Facebook followers are intent to show that it's not just Twitter that's causing social and political change at a grass roots level.  Earlier this year, one intrepid Facebook friend started a campaign to have Betty White host "Saturday Night Live." It turns out it was Betty who was the most skeptical of doing the gig, not producer Lorne Michaels, but the result was 550,000 plus fans helping to spur one of the better and memorable "SNL's" of the past few years.  Now, a new Facebook group wants to take White's resurgence to a new level by championing her candidacy to host of the 83rd Academy Awards.

In just a few days, the group has grown to 90,000 plus and already gotten the Academy's attention. AMPAS publicity head Leslie Unger told the Associated Press that the Academy plans to continue with its protocol of allowing the producers to select the host that will best serve the show they're trying to put together.  The statement isn't really a "no," but she's certainly trying to close the door as politely as possible.

The 88-year-old legend has never retired from acting, but the last year or so has found her with renewed fame that began with a scene-stealing role in the hit romantic comedy "The Proposal," a memorable SAG Awards lifetime achievement award speech and a hilarious Snickers commercial which aired during Super Bowl XLIV.  White's comeback continues when she returns to the big screen this September alongside Kristen Bell in the comedy "You Again."

White hasn't publicly commented on the campaign yet, but her fan's biggest problem is that she's probably better suited to host the Emmy Awards than the Oscars.  The former "Golden Girls" and "The Mary Tyler Moore Show" star has won four Emmy statues and be nominated a staggering 14 times. Jimmy Fallon already has that gig, but it wouldn't be surprising to see Ms. White show up for a cameo this year (hint, hint).

As for legitimately hosting the Academy Awards, her new legion of followers may find it hard to believe but White doesn't necessarily have the personality or acumen to host an entire show.  As Alec Baldwin showed this past March as an Oscar co-host, some award show appearances are better kept short.

In the meantime, a campaign has already begun to get Carol Burnett to host "Saturday Night Live" and the Academy has begun a new search for someone to produce 2011's show after March's uninspired setback.

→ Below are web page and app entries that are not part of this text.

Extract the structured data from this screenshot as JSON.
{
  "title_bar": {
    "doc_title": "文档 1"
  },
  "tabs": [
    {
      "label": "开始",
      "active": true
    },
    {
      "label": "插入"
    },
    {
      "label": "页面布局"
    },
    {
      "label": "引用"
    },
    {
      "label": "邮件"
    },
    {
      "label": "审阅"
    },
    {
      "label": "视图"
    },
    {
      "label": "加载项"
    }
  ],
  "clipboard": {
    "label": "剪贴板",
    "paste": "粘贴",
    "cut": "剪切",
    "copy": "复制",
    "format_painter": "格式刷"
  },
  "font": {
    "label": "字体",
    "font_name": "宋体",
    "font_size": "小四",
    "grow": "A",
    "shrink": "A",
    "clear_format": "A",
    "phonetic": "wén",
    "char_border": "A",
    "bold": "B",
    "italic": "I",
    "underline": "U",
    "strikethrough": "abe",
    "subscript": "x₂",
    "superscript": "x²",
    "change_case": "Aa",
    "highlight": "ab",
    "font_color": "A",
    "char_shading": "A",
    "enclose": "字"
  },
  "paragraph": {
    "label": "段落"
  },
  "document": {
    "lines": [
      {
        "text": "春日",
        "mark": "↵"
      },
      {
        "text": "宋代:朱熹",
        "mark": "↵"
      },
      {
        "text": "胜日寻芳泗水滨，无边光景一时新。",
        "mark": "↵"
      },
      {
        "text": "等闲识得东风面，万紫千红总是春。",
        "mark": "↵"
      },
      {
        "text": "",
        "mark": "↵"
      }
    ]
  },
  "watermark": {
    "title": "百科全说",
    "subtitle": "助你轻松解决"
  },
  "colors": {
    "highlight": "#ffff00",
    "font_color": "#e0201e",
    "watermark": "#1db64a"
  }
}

Still, it would be fun to see  Ms. White make some sort of appearance on next year's telecast wouldn't it?